Franz Josef Land is considered the northernmost land area of Eurasia. The existence of these islands in the Barents Sea was already mentioned by the great son of the Pomor people, M.V. Lomonosov, but they were discovered only in 1873. An Austro-Hungarian expedition led by Karl Weyprecht and Julius von Payer reached the archipelago and named it after their emperor, Franz Joseph I.

In the 20th century, unfortunately, people did not leave the nicest traces on the archipelago: scrap metal, fuel barrels, household and industrial waste. Now, one of the urgent tasks of the national park is an extensive cleanup to restore the natural appearance of the area.
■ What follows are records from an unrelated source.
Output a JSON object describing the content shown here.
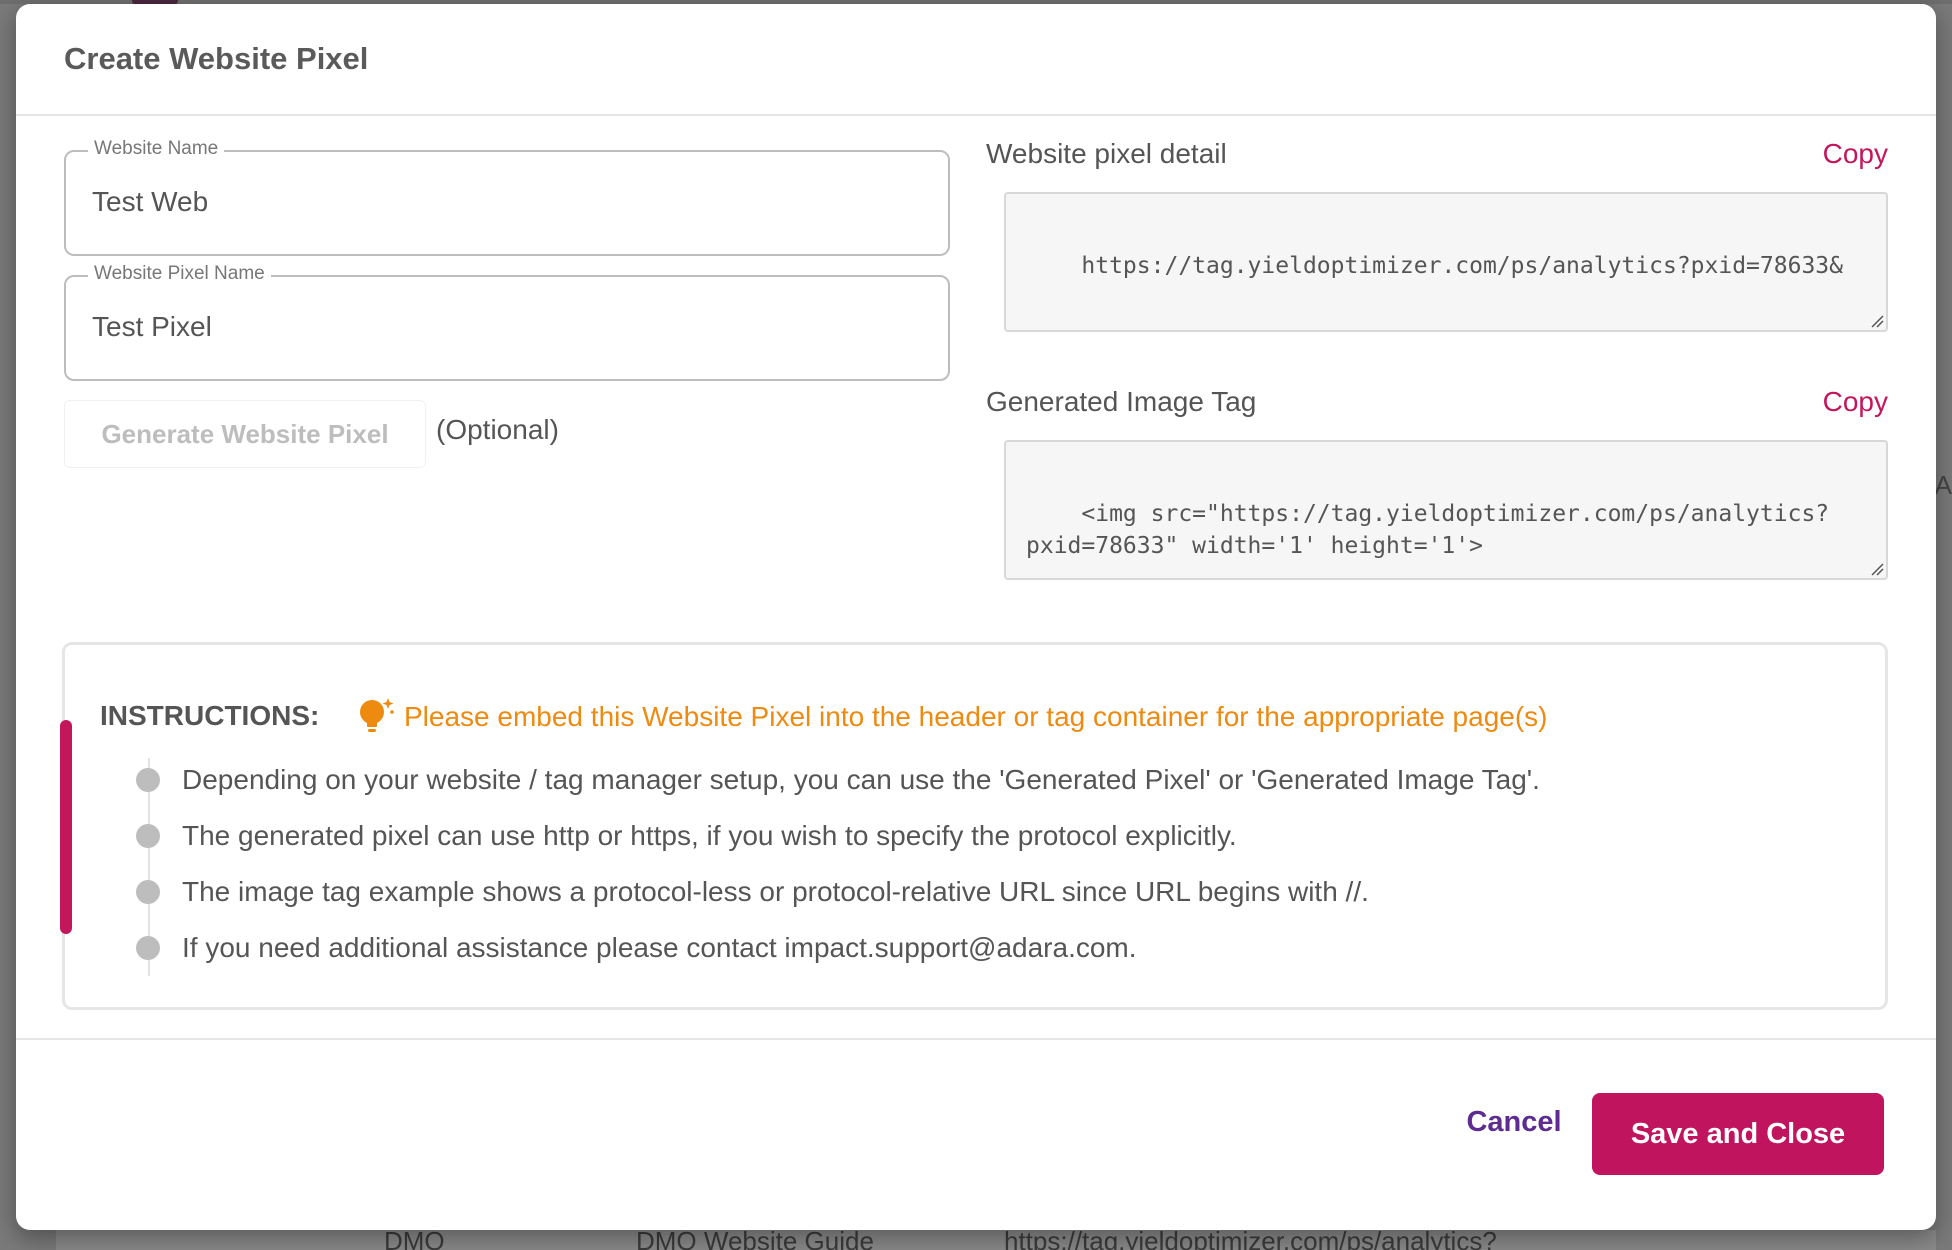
{
  "background": {
    "row_name": "DMO Website  Guide",
    "row_url": "https://tag.yieldoptimizer.com/ps/analytics?",
    "row_short": "DMO",
    "side_glyph": "A"
  },
  "dialog": {
    "title": "Create Website Pixel"
  },
  "form": {
    "website_name": {
      "label": "Website Name",
      "value": "Test Web"
    },
    "pixel_name": {
      "label": "Website Pixel Name",
      "value": "Test Pixel"
    },
    "generate_button": "Generate Website Pixel",
    "optional_label": "(Optional)"
  },
  "pixel_detail": {
    "label": "Website pixel detail",
    "copy_label": "Copy",
    "value": "https://tag.yieldoptimizer.com/ps/analytics?pxid=78633&"
  },
  "image_tag": {
    "label": "Generated Image Tag",
    "copy_label": "Copy",
    "value": "<img src=\"https://tag.yieldoptimizer.com/ps/analytics?\npxid=78633\" width='1' height='1'>"
  },
  "instructions": {
    "title": "INSTRUCTIONS:",
    "note": "Please embed this Website Pixel into the header or tag container for the appropriate page(s)",
    "items": [
      "Depending on your website / tag manager setup, you can use the 'Generated Pixel' or 'Generated Image Tag'.",
      "The generated pixel can use http or https, if you wish to specify the protocol explicitly.",
      "The image tag example shows a protocol-less or protocol-relative URL since URL begins with //.",
      "If you need additional assistance please contact impact.support@adara.com."
    ]
  },
  "footer": {
    "cancel_label": "Cancel",
    "save_label": "Save and Close"
  },
  "colors": {
    "accent": "#c0145f",
    "note_orange": "#ef8a10",
    "cancel_purple": "#5e2b91"
  }
}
85 per cent of the territory of Franz Josef Land is occupied by glaciers. This is the arctic desert climatic zone, where in winter temperatures can drop below –50°C. On average, in January the temperature is –24°C, and in July it warms up to 0°C. Nevertheless, Franz Josef Land cannot be called completely deserted: it is home to both flora and fauna. Most of what grows on the island are mosses and lichens: 167 species of lichens, more than 30 species of liverworts, about 120 species of green mosses and 94 species of mushrooms. There are only 50 species of vascular plants, but in summer, as on Novaya Zemlya, saxifrages, whitlowworts and Arctic poppies bloom. Fauna is represented by 11 species of mammals. First of all, these are polar bears that choose these islands as their second shelter for giving birth and taking care of their offspring, superseded only by Wrangel Island. The waters of the archipelago are inhabited by Atlantic walruses, ringed seals, bearded seals, bowhead whales, white whales and white-beaked dolphins, as well as the rarest marine animal—the narwhal. This sea unicorn has been chosen as the symbol of the Russian Arctic Park. On the islands, there are more than 50 species of birds, mostly seabirds.

The Russian Arctic offers tourists a variety of natural sites and monuments. On Novaya Zemlya, there are bird colonies and a walrus rookery; on the Oran Islands, an icefall in Inostrantsev Bay, the last refuge of V. Barents in Ledyanaya Harbour. Franz Josef Land includes Champ Island with its famous spherulites (round stones of different sizes), Hall Island with the outcrops of Cape Tegetthoff, and Cape Flora on the Northbrook Islands with its rich vegetation, unexpected at these high latitudes. Another beautiful place is Tikhaya Bay and Rubini Rock, which house a huge colony of seabirds. On Hooker Island and Heiss Island, there are the northernmost post offices in the world. Tourists arriving on cruise ships can send home a postcard from the nearest possible point to the Pole.

The main type of tourism in the Russian Arctic is expedition cruise tours in the summer, from June to September: Arctic cruises in the waters of the Franz Josef Land archipelago and cruises to the North Pole with a visit to the territory of the national park. Information about the organisers of such cruises and all the details about the tours can be found on the official website of the Russian Arctic, in the Tourism: for Visitors section.